If you start something, stay with it and finish it, or don’t start it. If I don’t have the enthusiasm for something, then I will not stay with it because it’s not what I really like to do. And at this point in my life, I’m free to do what I like to do.
6. Andrée Boudreau
District 4 Sudbury, Manitoulin
Challenge: To lose 25 pounds and get herself back into shape
I had lost 35 pounds before the pandemic hit, and I was diagnosed with breast cancer in March 2020. I had such nausea that I allowed myself to eat whatever calmed my stomach. I gained all the weight back. Now I am cancer-free, and after everything I went through, I owe it to myself to be fully healthy.
I want to regain my strength. I am tired and I am weak. When you survive cancer, every day is a new day. I wake up every day with a positive outlook.
I will follow my diet plan. I will do a form of physical activity, including cardio, every day. I will do strength training to regain muscle tone. The radiation has left me very tired, so rest will also be part of my daily routine.
I know I can do this.
I didn’t even realize I had put on that much weight. The weight seemed to creep on over the past three or four years since I retired.
I’ve already lost 15 pounds, but I’m at that frustration point.

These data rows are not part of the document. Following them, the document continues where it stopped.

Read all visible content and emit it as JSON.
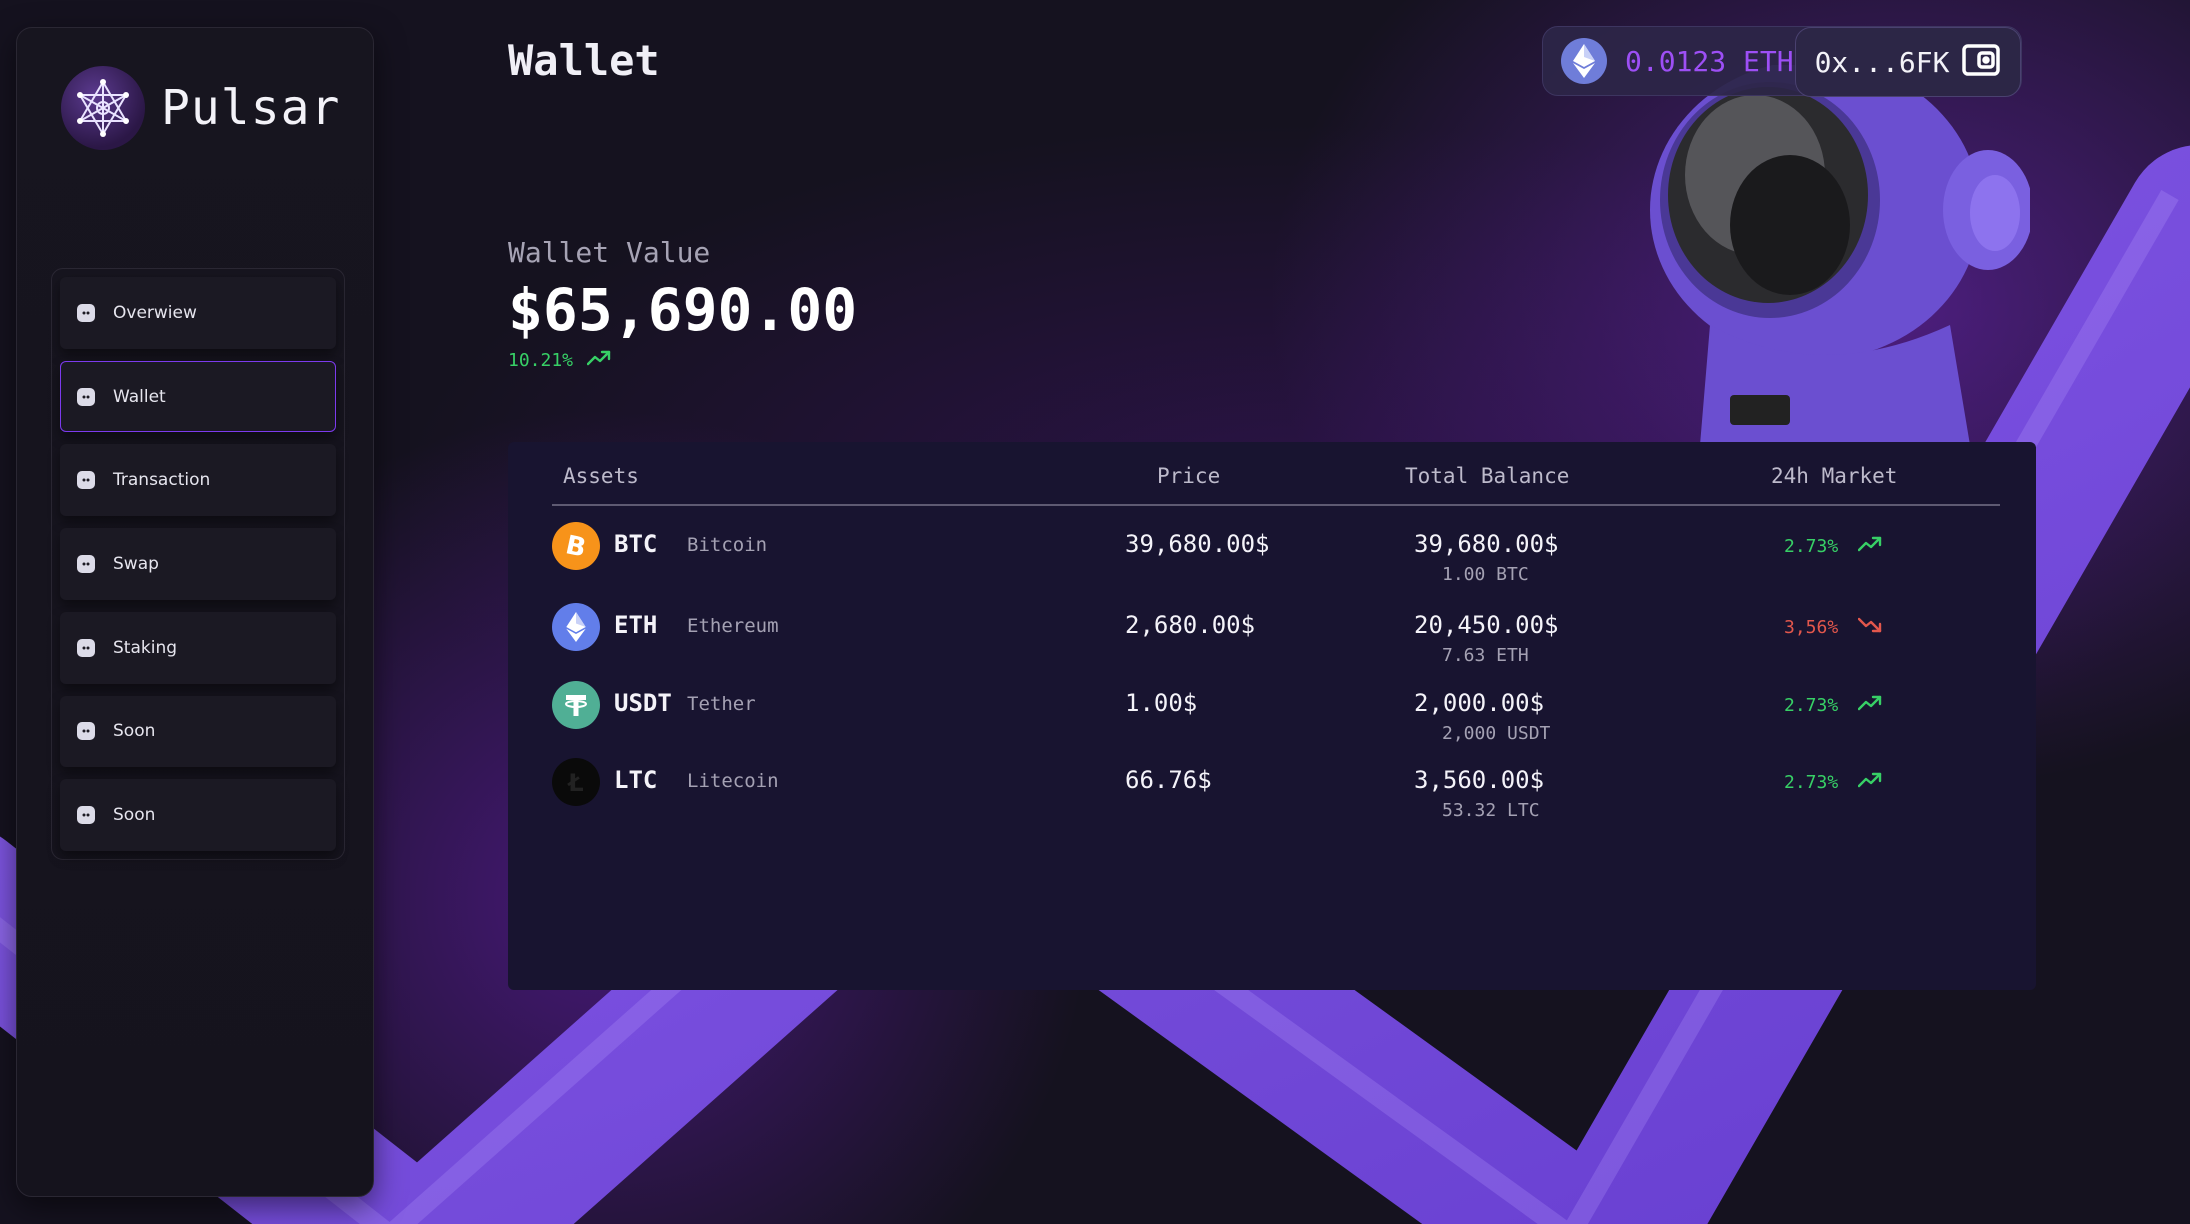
{
  "app": {
    "name": "Pulsar"
  },
  "sidebar": {
    "items": [
      {
        "label": "Overwiew",
        "active": false
      },
      {
        "label": "Wallet",
        "active": true
      },
      {
        "label": "Transaction",
        "active": false
      },
      {
        "label": "Swap",
        "active": false
      },
      {
        "label": "Staking",
        "active": false
      },
      {
        "label": "Soon",
        "active": false
      },
      {
        "label": "Soon",
        "active": false
      }
    ]
  },
  "header": {
    "title": "Wallet",
    "eth_balance": "0.0123 ETH",
    "address": "0x...6FK"
  },
  "summary": {
    "label": "Wallet Value",
    "value": "$65,690.00",
    "change": "10.21%",
    "change_direction": "up"
  },
  "table": {
    "columns": [
      "Assets",
      "Price",
      "Total Balance",
      "24h Market"
    ],
    "rows": [
      {
        "ticker": "BTC",
        "name": "Bitcoin",
        "price": "39,680.00$",
        "balance": "39,680.00$",
        "amount": "1.00 BTC",
        "change": "2.73%",
        "direction": "up",
        "icon": "bitcoin-icon",
        "color": "#f7931a"
      },
      {
        "ticker": "ETH",
        "name": "Ethereum",
        "price": "2,680.00$",
        "balance": "20,450.00$",
        "amount": "7.63 ETH",
        "change": "3,56%",
        "direction": "down",
        "icon": "ethereum-icon",
        "color": "#627eea"
      },
      {
        "ticker": "USDT",
        "name": "Tether",
        "price": "1.00$",
        "balance": "2,000.00$",
        "amount": "2,000 USDT",
        "change": "2.73%",
        "direction": "up",
        "icon": "tether-icon",
        "color": "#50af95"
      },
      {
        "ticker": "LTC",
        "name": "Litecoin",
        "price": "66.76$",
        "balance": "3,560.00$",
        "amount": "53.32 LTC",
        "change": "2.73%",
        "direction": "up",
        "icon": "litecoin-icon",
        "color": "#0a0a0a"
      }
    ]
  },
  "colors": {
    "accent": "#7c3aed",
    "positive": "#37d066",
    "negative": "#e2574c"
  }
}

But, as I said, every day is a brand new day. And it’s such a joy to be able to live this life because of the treatments I went through, and I am really motivated by that. My husband’s on board with my regimen as well, so the fact that he’s with me motivates me too.
Part 2 Challenge Update
Don’t miss the Spring 2022 issue of Renaissance, as our challengers share their journeys and the outcomes!